Goal of the exercise:
Skip the images and repeat every entry word for word.

Data excerpts:
--- --- ---
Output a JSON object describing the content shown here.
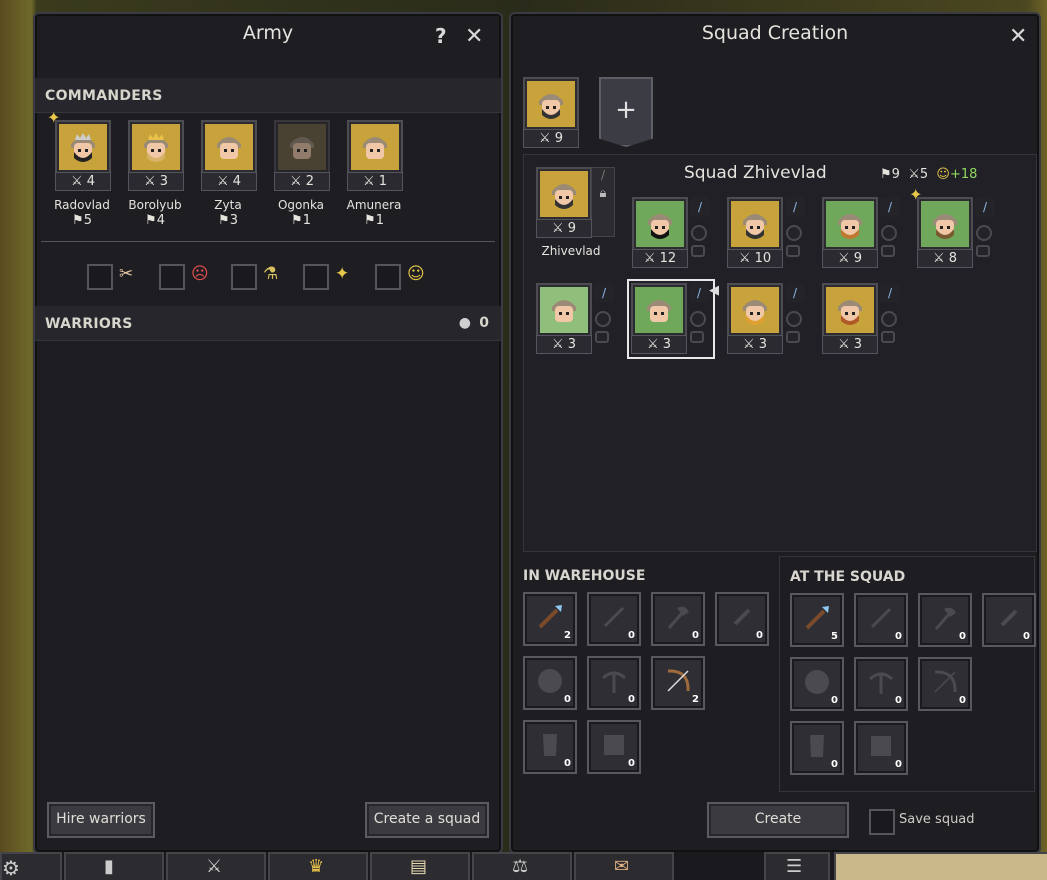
{
  "army": {
    "title": "Army",
    "help": "?",
    "close": "✕",
    "commanders_header": "COMMANDERS",
    "commanders": [
      {
        "name": "Radovlad",
        "strength": "4",
        "flags": "5",
        "bg": "#c8a23a",
        "dim": false,
        "beard": "#222",
        "crown": "#ccc"
      },
      {
        "name": "Borolyub",
        "strength": "3",
        "flags": "4",
        "bg": "#c8a23a",
        "dim": false,
        "beard": "#d9b36a",
        "crown": "#e8c24a"
      },
      {
        "name": "Zyta",
        "strength": "4",
        "flags": "3",
        "bg": "#c8a23a",
        "dim": false,
        "beard": "",
        "crown": ""
      },
      {
        "name": "Ogonka",
        "strength": "2",
        "flags": "1",
        "bg": "#6e6040",
        "dim": true,
        "beard": "",
        "crown": ""
      },
      {
        "name": "Amunera",
        "strength": "1",
        "flags": "1",
        "bg": "#c8a23a",
        "dim": false,
        "beard": "",
        "crown": ""
      }
    ],
    "filters": [
      {
        "icon": "bandage-icon",
        "glyph": "✂",
        "color": "#e8c8a0"
      },
      {
        "icon": "angry-icon",
        "glyph": "☹",
        "color": "#e85050"
      },
      {
        "icon": "potion-icon",
        "glyph": "⚗",
        "color": "#d8c060"
      },
      {
        "icon": "rank-up-icon",
        "glyph": "✦",
        "color": "#e8c84a"
      },
      {
        "icon": "happy-icon",
        "glyph": "☺",
        "color": "#e8c84a"
      }
    ],
    "warriors_header": "WARRIORS",
    "warriors_count": "0",
    "hire_label": "Hire warriors",
    "create_squad_label": "Create a squad"
  },
  "squad": {
    "title": "Squad Creation",
    "close": "✕",
    "top_commander_strength": "9",
    "add": "+",
    "name": "Squad Zhivevlad",
    "stat_flags": "9",
    "stat_strength": "5",
    "stat_mood": "+18",
    "leader": {
      "name": "Zhivevlad",
      "strength": "9"
    },
    "members": [
      {
        "strength": "12",
        "bg": "#6fa85a",
        "beard": "#111",
        "sel": false
      },
      {
        "strength": "10",
        "bg": "#c8a23a",
        "beard": "#333",
        "sel": false
      },
      {
        "strength": "9",
        "bg": "#6fa85a",
        "beard": "#c07830",
        "sel": false
      },
      {
        "strength": "8",
        "bg": "#6fa85a",
        "beard": "#7a5a30",
        "sel": false
      },
      {
        "strength": "3",
        "bg": "#8fbf7a",
        "beard": "",
        "sel": false
      },
      {
        "strength": "3",
        "bg": "#6fa85a",
        "beard": "",
        "sel": true
      },
      {
        "strength": "3",
        "bg": "#c8a23a",
        "beard": "#e0a030",
        "sel": false
      },
      {
        "strength": "3",
        "bg": "#c8a23a",
        "beard": "#b05a28",
        "sel": false
      }
    ],
    "warehouse_header": "IN WAREHOUSE",
    "atsquad_header": "AT THE SQUAD",
    "warehouse": [
      [
        {
          "icon": "spear-icon",
          "n": "2",
          "active": true
        },
        {
          "icon": "sword-icon",
          "n": "0",
          "active": false
        },
        {
          "icon": "axe-icon",
          "n": "0",
          "active": false
        },
        {
          "icon": "dagger-icon",
          "n": "0",
          "active": false
        }
      ],
      [
        {
          "icon": "shield-icon",
          "n": "0",
          "active": false
        },
        {
          "icon": "crossbow-icon",
          "n": "0",
          "active": false
        },
        {
          "icon": "bow-icon",
          "n": "2",
          "active": true
        }
      ],
      [
        {
          "icon": "light-armor-icon",
          "n": "0",
          "active": false
        },
        {
          "icon": "heavy-armor-icon",
          "n": "0",
          "active": false
        }
      ]
    ],
    "atsquad": [
      [
        {
          "icon": "spear-icon",
          "n": "5",
          "active": true
        },
        {
          "icon": "sword-icon",
          "n": "0",
          "active": false
        },
        {
          "icon": "axe-icon",
          "n": "0",
          "active": false
        },
        {
          "icon": "dagger-icon",
          "n": "0",
          "active": false
        }
      ],
      [
        {
          "icon": "shield-icon",
          "n": "0",
          "active": false
        },
        {
          "icon": "crossbow-icon",
          "n": "0",
          "active": false
        },
        {
          "icon": "bow-icon",
          "n": "0",
          "active": false
        }
      ],
      [
        {
          "icon": "light-armor-icon",
          "n": "0",
          "active": false
        },
        {
          "icon": "heavy-armor-icon",
          "n": "0",
          "active": false
        }
      ]
    ],
    "create_label": "Create",
    "save_label": "Save squad"
  }
}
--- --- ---
Solution:
Output a JSON object describing the content shown here.
{
  "army": {
    "title": "Army",
    "help": "?",
    "close": "✕",
    "commanders_header": "COMMANDERS",
    "commanders": [
      {
        "name": "Radovlad",
        "strength": "4",
        "flags": "5",
        "bg": "#c8a23a",
        "dim": false,
        "beard": "#222",
        "crown": "#ccc"
      },
      {
        "name": "Borolyub",
        "strength": "3",
        "flags": "4",
        "bg": "#c8a23a",
        "dim": false,
        "beard": "#d9b36a",
        "crown": "#e8c24a"
      },
      {
        "name": "Zyta",
        "strength": "4",
        "flags": "3",
        "bg": "#c8a23a",
        "dim": false,
        "beard": "",
        "crown": ""
      },
      {
        "name": "Ogonka",
        "strength": "2",
        "flags": "1",
        "bg": "#6e6040",
        "dim": true,
        "beard": "",
        "crown": ""
      },
      {
        "name": "Amunera",
        "strength": "1",
        "flags": "1",
        "bg": "#c8a23a",
        "dim": false,
        "beard": "",
        "crown": ""
      }
    ],
    "filters": [
      {
        "icon": "bandage-icon",
        "glyph": "✂",
        "color": "#e8c8a0"
      },
      {
        "icon": "angry-icon",
        "glyph": "☹",
        "color": "#e85050"
      },
      {
        "icon": "potion-icon",
        "glyph": "⚗",
        "color": "#d8c060"
      },
      {
        "icon": "rank-up-icon",
        "glyph": "✦",
        "color": "#e8c84a"
      },
      {
        "icon": "happy-icon",
        "glyph": "☺",
        "color": "#e8c84a"
      }
    ],
    "warriors_header": "WARRIORS",
    "warriors_count": "0",
    "hire_label": "Hire warriors",
    "create_squad_label": "Create a squad"
  },
  "squad": {
    "title": "Squad Creation",
    "close": "✕",
    "top_commander_strength": "9",
    "add": "+",
    "name": "Squad Zhivevlad",
    "stat_flags": "9",
    "stat_strength": "5",
    "stat_mood": "+18",
    "leader": {
      "name": "Zhivevlad",
      "strength": "9"
    },
    "members": [
      {
        "strength": "12",
        "bg": "#6fa85a",
        "beard": "#111",
        "sel": false
      },
      {
        "strength": "10",
        "bg": "#c8a23a",
        "beard": "#333",
        "sel": false
      },
      {
        "strength": "9",
        "bg": "#6fa85a",
        "beard": "#c07830",
        "sel": false
      },
      {
        "strength": "8",
        "bg": "#6fa85a",
        "beard": "#7a5a30",
        "sel": false
      },
      {
        "strength": "3",
        "bg": "#8fbf7a",
        "beard": "",
        "sel": false
      },
      {
        "strength": "3",
        "bg": "#6fa85a",
        "beard": "",
        "sel": true
      },
      {
        "strength": "3",
        "bg": "#c8a23a",
        "beard": "#e0a030",
        "sel": false
      },
      {
        "strength": "3",
        "bg": "#c8a23a",
        "beard": "#b05a28",
        "sel": false
      }
    ],
    "warehouse_header": "IN WAREHOUSE",
    "atsquad_header": "AT THE SQUAD",
    "warehouse": [
      [
        {
          "icon": "spear-icon",
          "n": "2",
          "active": true
        },
        {
          "icon": "sword-icon",
          "n": "0",
          "active": false
        },
        {
          "icon": "axe-icon",
          "n": "0",
          "active": false
        },
        {
          "icon": "dagger-icon",
          "n": "0",
          "active": false
        }
      ],
      [
        {
          "icon": "shield-icon",
          "n": "0",
          "active": false
        },
        {
          "icon": "crossbow-icon",
          "n": "0",
          "active": false
        },
        {
          "icon": "bow-icon",
          "n": "2",
          "active": true
        }
      ],
      [
        {
          "icon": "light-armor-icon",
          "n": "0",
          "active": false
        },
        {
          "icon": "heavy-armor-icon",
          "n": "0",
          "active": false
        }
      ]
    ],
    "atsquad": [
      [
        {
          "icon": "spear-icon",
          "n": "5",
          "active": true
        },
        {
          "icon": "sword-icon",
          "n": "0",
          "active": false
        },
        {
          "icon": "axe-icon",
          "n": "0",
          "active": false
        },
        {
          "icon": "dagger-icon",
          "n": "0",
          "active": false
        }
      ],
      [
        {
          "icon": "shield-icon",
          "n": "0",
          "active": false
        },
        {
          "icon": "crossbow-icon",
          "n": "0",
          "active": false
        },
        {
          "icon": "bow-icon",
          "n": "0",
          "active": false
        }
      ],
      [
        {
          "icon": "light-armor-icon",
          "n": "0",
          "active": false
        },
        {
          "icon": "heavy-armor-icon",
          "n": "0",
          "active": false
        }
      ]
    ],
    "create_label": "Create",
    "save_label": "Save squad"
  }
}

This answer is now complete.